• **Task to complete**
The answer must repeat each line of the material exactly.

• **Task material**
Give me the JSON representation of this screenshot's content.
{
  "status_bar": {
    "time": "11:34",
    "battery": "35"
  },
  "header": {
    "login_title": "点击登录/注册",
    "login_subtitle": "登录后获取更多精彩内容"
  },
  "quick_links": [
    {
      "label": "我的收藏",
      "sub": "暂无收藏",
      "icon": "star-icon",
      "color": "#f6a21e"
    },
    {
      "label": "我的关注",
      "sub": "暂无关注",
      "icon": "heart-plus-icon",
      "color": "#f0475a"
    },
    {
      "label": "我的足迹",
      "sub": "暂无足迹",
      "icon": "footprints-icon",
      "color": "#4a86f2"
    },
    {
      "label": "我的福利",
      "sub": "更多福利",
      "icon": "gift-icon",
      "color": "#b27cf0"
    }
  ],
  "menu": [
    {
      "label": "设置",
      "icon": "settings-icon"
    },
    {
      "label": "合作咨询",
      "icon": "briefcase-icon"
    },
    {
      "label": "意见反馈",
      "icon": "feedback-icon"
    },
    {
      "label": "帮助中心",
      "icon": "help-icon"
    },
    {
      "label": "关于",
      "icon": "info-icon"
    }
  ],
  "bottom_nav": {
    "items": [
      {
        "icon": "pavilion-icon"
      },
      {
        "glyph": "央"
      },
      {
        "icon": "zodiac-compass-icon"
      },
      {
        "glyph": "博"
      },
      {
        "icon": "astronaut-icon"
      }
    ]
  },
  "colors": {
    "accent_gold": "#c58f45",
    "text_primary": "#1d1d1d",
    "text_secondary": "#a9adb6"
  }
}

• **Exercise output**
Give me the JSON representation of this screenshot's content.
{
  "status_bar": {
    "time": "11:34",
    "battery": "35"
  },
  "header": {
    "login_title": "点击登录/注册",
    "login_subtitle": "登录后获取更多精彩内容"
  },
  "quick_links": [
    {
      "label": "我的收藏",
      "sub": "暂无收藏",
      "icon": "star-icon",
      "color": "#f6a21e"
    },
    {
      "label": "我的关注",
      "sub": "暂无关注",
      "icon": "heart-plus-icon",
      "color": "#f0475a"
    },
    {
      "label": "我的足迹",
      "sub": "暂无足迹",
      "icon": "footprints-icon",
      "color": "#4a86f2"
    },
    {
      "label": "我的福利",
      "sub": "更多福利",
      "icon": "gift-icon",
      "color": "#b27cf0"
    }
  ],
  "menu": [
    {
      "label": "设置",
      "icon": "settings-icon"
    },
    {
      "label": "合作咨询",
      "icon": "briefcase-icon"
    },
    {
      "label": "意见反馈",
      "icon": "feedback-icon"
    },
    {
      "label": "帮助中心",
      "icon": "help-icon"
    },
    {
      "label": "关于",
      "icon": "info-icon"
    }
  ],
  "bottom_nav": {
    "items": [
      {
        "icon": "pavilion-icon"
      },
      {
        "glyph": "央"
      },
      {
        "icon": "zodiac-compass-icon"
      },
      {
        "glyph": "博"
      },
      {
        "icon": "astronaut-icon"
      }
    ]
  },
  "colors": {
    "accent_gold": "#c58f45",
    "text_primary": "#1d1d1d",
    "text_secondary": "#a9adb6"
  }
}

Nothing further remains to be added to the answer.